The exhibition includes a model reconstruction of the ballet's set and photographs documenting the re-creation process, as well as photographs, children's books, costume designs and program covers from the period drawn from the holdings of the library's special collections.
Paula D. Matthews, music librarian and curator of the exhibition, will give tours at 5 p.m. Wednesday, April 6; 4 p.m. Thursday and Friday, April 7-8; and 3 p.m. Saturday and Sunday, April 9-10.
Hours for the exhibition, sponsored by the Friends of the Library, are: 9 a.m. to 5 p.m. Monday-Friday; 9 a.m. to 8 p.m. Wednesday; and noon to 5 p.m. Saturday and Sunday.
Photos: Denise Applewhite
Re-creating a lost ballet
Posted April 4, 2005; 03:03 p.m.
Final rehearsals are under way for "Le Pas d'Acier" ("The Steel Step"), one of the great lost ballets of the 20th century, which will be performed at 8 p.m. Thursday through Saturday, April 7-9, at the Berlind Theatre.
Scholars from Princeton and other institutions have painstakingly re-created the choreography, costumes and elaborate mechanical set of the work by legendary Russian composer Sergei Prokofiev.
The ballet was written as a celebration of Soviet industrialization, but budget constraints and a change in choreographers led to a scaled-down version that mocked industrial development being performed in 1927. The Princeton production will render the ballet -- for the first time -- exactly the way Prokofiev intended it.
"This is essentially a world premiere because the ballet was never performed the way Prokofiev conceived it," said assistant professor of music Simon Morrison, the mastermind behind the project, which has consumed him for the last three years.
The set was created with the help of theater historian Lesley-Anne Sayers, who spent eight years researching and creating models of the set. The ballet's choreography has been recreated using action cues and stage direction from the original musical score as well as drawings and photos discovered by Sayers in archives in Paris, London and Armenia.
The dancers will be Princeton students drawn from an advanced contemporary dance class taught by ballet reconstructionist Millicent Hodson, who is a visiting fellow of the Humanities Council, and Rebecca Lazier, a lecturer in the Humanities Council and theater and dance.
The costumes are being created by Ingrid Maurer, a New York City costume designer, using drawings and photographs from the 1927 production. The University Orchestra, under the direction of Michael Pratt, will perform Prokofiev's score.
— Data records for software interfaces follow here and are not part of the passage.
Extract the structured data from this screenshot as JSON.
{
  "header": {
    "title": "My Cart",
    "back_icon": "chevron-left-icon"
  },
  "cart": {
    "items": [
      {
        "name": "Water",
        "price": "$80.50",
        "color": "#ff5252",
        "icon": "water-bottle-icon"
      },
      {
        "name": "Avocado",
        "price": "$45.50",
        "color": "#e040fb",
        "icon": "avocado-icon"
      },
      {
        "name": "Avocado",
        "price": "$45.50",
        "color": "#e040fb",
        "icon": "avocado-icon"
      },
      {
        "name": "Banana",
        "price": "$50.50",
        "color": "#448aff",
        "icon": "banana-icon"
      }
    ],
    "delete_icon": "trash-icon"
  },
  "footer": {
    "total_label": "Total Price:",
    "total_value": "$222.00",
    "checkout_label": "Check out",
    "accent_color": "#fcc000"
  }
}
The performances will open with several short pieces thematically related to the ballet, created by University composers and choreographers and others. Lazier has collaborated with Dan Trueman, assistant professor of music, on a piece called "Transparent Body," which will only be performed during the April 8 performance. Princeton theater and dance professor Ze'eva Cohen and music professors Paul Lansky and Barbara White have collaborated with outside artists on three other pieces titled "In the Moment," "Island" and "Repetition Compulsion."
A limited number of tickets are available; for information, call the McCarter box office at (609) 258-2787.